### Provided information
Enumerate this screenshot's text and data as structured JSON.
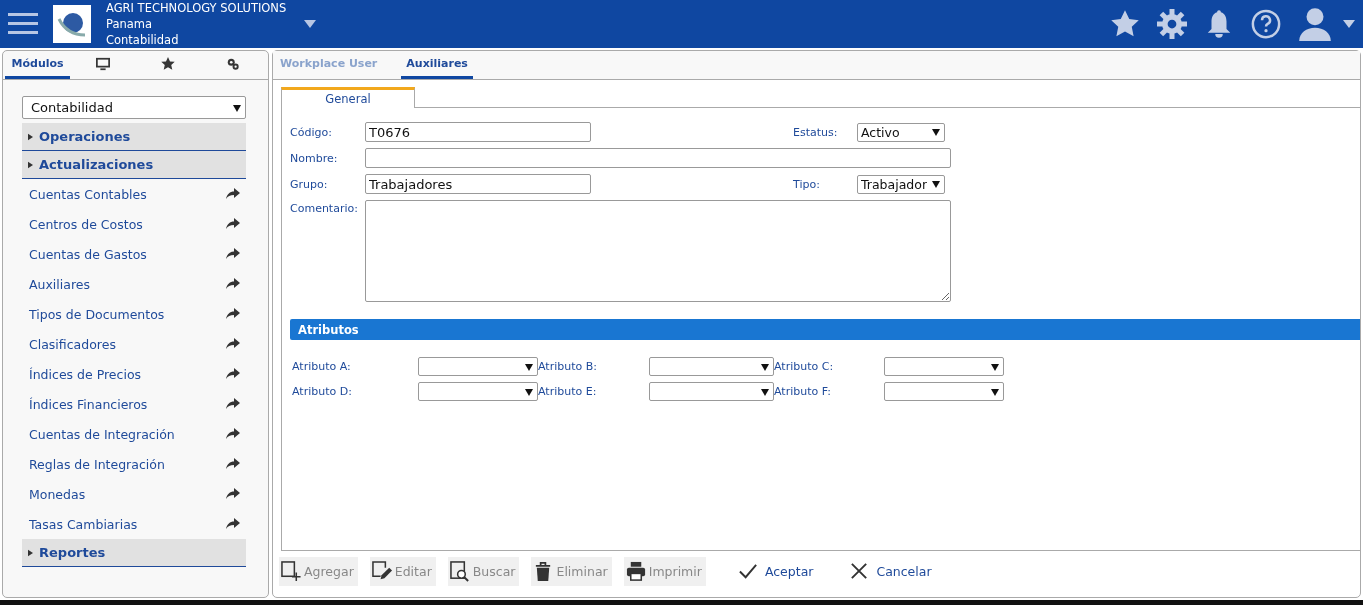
{
  "header": {
    "company": "AGRI TECHNOLOGY SOLUTIONS",
    "country": "Panama",
    "module": "Contabilidad"
  },
  "sidebar": {
    "tabs": [
      {
        "kind": "text",
        "label": "Módulos",
        "selected": true
      },
      {
        "kind": "monitor",
        "selected": false
      },
      {
        "kind": "star",
        "selected": false
      },
      {
        "kind": "gears",
        "selected": false
      }
    ],
    "module_select": "Contabilidad",
    "items": [
      {
        "label": "Operaciones"
      },
      {
        "label": "Actualizaciones",
        "children": [
          {
            "label": "Cuentas Contables"
          },
          {
            "label": "Centros de Costos"
          },
          {
            "label": "Cuentas de Gastos"
          },
          {
            "label": "Auxiliares"
          },
          {
            "label": "Tipos de Documentos"
          },
          {
            "label": "Clasificadores"
          },
          {
            "label": "Índices de Precios"
          },
          {
            "label": "Índices Financieros"
          },
          {
            "label": "Cuentas de Integración"
          },
          {
            "label": "Reglas de Integración"
          },
          {
            "label": "Monedas"
          },
          {
            "label": "Tasas Cambiarias"
          }
        ]
      },
      {
        "label": "Reportes"
      }
    ]
  },
  "tabs": [
    {
      "label": "Workplace User",
      "selected": false
    },
    {
      "label": "Auxiliares",
      "selected": true
    }
  ],
  "subtabs": [
    {
      "label": "General",
      "selected": true
    }
  ],
  "form": {
    "codigo": {
      "label": "Código:",
      "value": "T0676"
    },
    "estatus": {
      "label": "Estatus:",
      "value": "Activo"
    },
    "nombre": {
      "label": "Nombre:"
    },
    "grupo": {
      "label": "Grupo:",
      "value": "Trabajadores"
    },
    "tipo": {
      "label": "Tipo:",
      "value": "Trabajador"
    },
    "comentario": {
      "label": "Comentario:"
    }
  },
  "atributos": {
    "title": "Atributos",
    "fields": [
      {
        "label": "Atributo A:"
      },
      {
        "label": "Atributo B:"
      },
      {
        "label": "Atributo C:"
      },
      {
        "label": "Atributo D:"
      },
      {
        "label": "Atributo E:"
      },
      {
        "label": "Atributo F:"
      }
    ]
  },
  "toolbar": [
    {
      "kind": "add",
      "label": "Agregar",
      "disabled": true
    },
    {
      "kind": "edit",
      "label": "Editar",
      "disabled": true
    },
    {
      "kind": "search",
      "label": "Buscar",
      "disabled": true
    },
    {
      "kind": "trash",
      "label": "Eliminar",
      "disabled": true
    },
    {
      "kind": "print",
      "label": "Imprimir",
      "disabled": true
    },
    {
      "kind": "check",
      "label": "Aceptar",
      "disabled": false
    },
    {
      "kind": "close",
      "label": "Cancelar",
      "disabled": false
    }
  ]
}
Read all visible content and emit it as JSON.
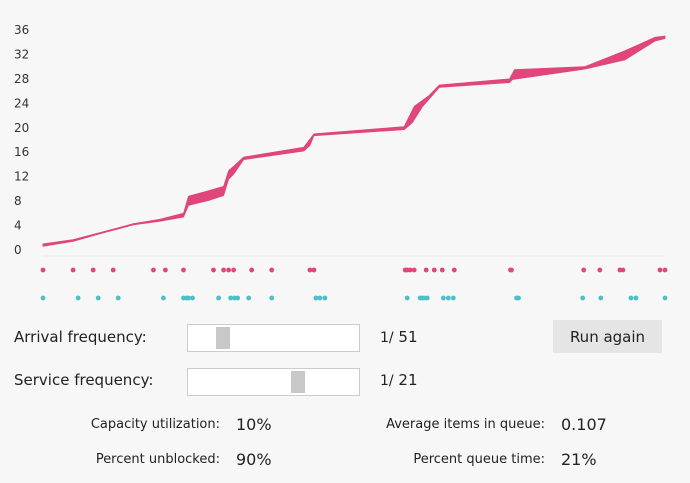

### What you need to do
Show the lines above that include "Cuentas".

### Expected output
            "label": "Cuentas Contables"
            "label": "Cuentas de Gastos"
            "label": "Cuentas de Integración"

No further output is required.